When Hoffman initially met Childress’ suggestion with some resistance, his coach provided a particularly persuasive argument for the frustrated (now) reliever to make the change:
“You can either commit to your team [and make the change] or not and don’t play”
After committing to the change, which coincided with a move from a starting role to a spot in the bullpen, Hoffman’s collegiate career made a heel-turn as he opened the season with 17.1 consecutive scoreless innings, racking up 21 punchouts over that time. Armed now with a 2-seam fastball in the low 90’s with heavy sinking action as well as a sweeping slider and devastating change-up, the once-reluctant submariner joins Wyatt Mills, Collin Kober, and Jack Anderson as another deceptive groundball generator with some intriguing strikeout upside. -BT
First, the good news: Jimenez’s 102 games played last season were a career-high for him. Now the bad news: even with that, he still had two separate stints on the DL, one that cost him most of April and another in late June. Durability is a real concern for the feather-light outfielder, who plays a solid, rangy outfield defense but has a troubling propensity to get into fights with walls out there (and lose). Jimenez’s walk rate has never been stellar, but it nose-dived into the 5% range this season en route to a wRC+ of 87 in the offense-happy Cal League.
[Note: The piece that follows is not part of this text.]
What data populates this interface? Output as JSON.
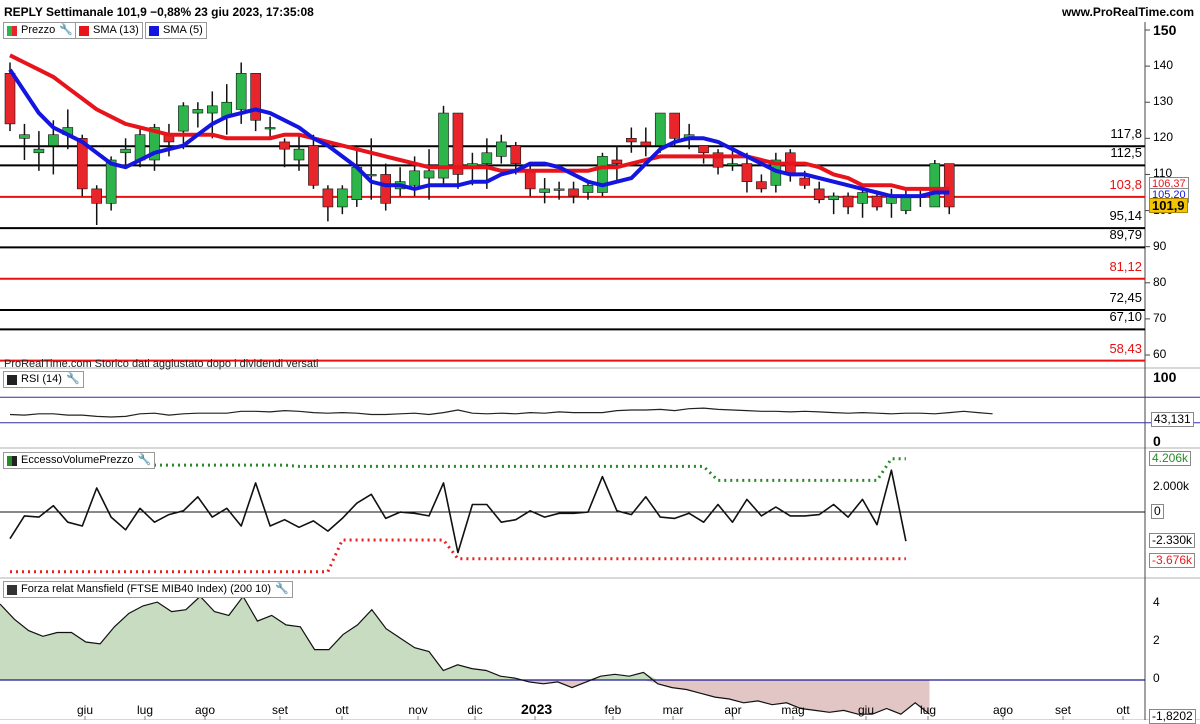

With Kyle Lewis, Dom Thompson-Williams, and Jake Fraley all poised to hold down the outfield at Double-A Arkansas, Jimenez seems slated to return to Modesto to see if he can improve on a disappointing 2018. Just watch out for those outfield walls. -KP
Move over, Ryan Rowland-Smith, there’s a new hyphen in the organization. The Mariners scrimped and saved in their earlier-round picks in 2018 and it paid off when they were able to pay DCS a bonus of $325,000, well over slot value for an 11th-round pick, and enchant him away from Seattle University. With Casetta-Stubbs just a brief jaunt down the road in Vancouver (WA), the Mariners were able to get a fairly complete picture of the righty and his arsenal, which includes a sinking fastball that’s rapidly gaining velo and a slider that flashes plus. DCS is still learning how to wrangle all six-feet-four of him into smooth pitching mechanics—his draft video package definitely looks like a kid on a hill chucking the pill as hard as he can and letting the limbs fall where they may—and because of the risk factor regarding prep pitching prospects, we have him toward the back end of our list. The Mariners on-boarded DCS to pro ball gently, having him pitch just a tad over six innings after signing on with the organization. By this time next year we should have a much clearer picture of what the Mariners might have found in the 11th round. -KP
Astute baseball fans (aka readers of Lookout Landing) will likely recognize the name Cesar Izturis, a former MLB shortstop who was an All-Star for the Dodgers back in 2005. His son, Cesar Izturis Jr., projects to have a similar profile — strong defense and perhaps just enough of a bat to get by. If he’s going to make the bigs, the younger Izturis will likely need to bulk up a bit (note that “145 lbs.” above??) and hit better than the .245/.304/.298 line he showed in rookie ball in 2018. It’s early yet, and his pedigree & makeup figure to help him develop, but his ceiling might be more of a utility infielder than anything else. The younger Izturis is trilingual: he speaks English, Spanish, and baseball, and the Mariners have already sent him up to Triple-A to fill in at times. If nothing else, he’s the kind of guy you want in a clubhouse. -GB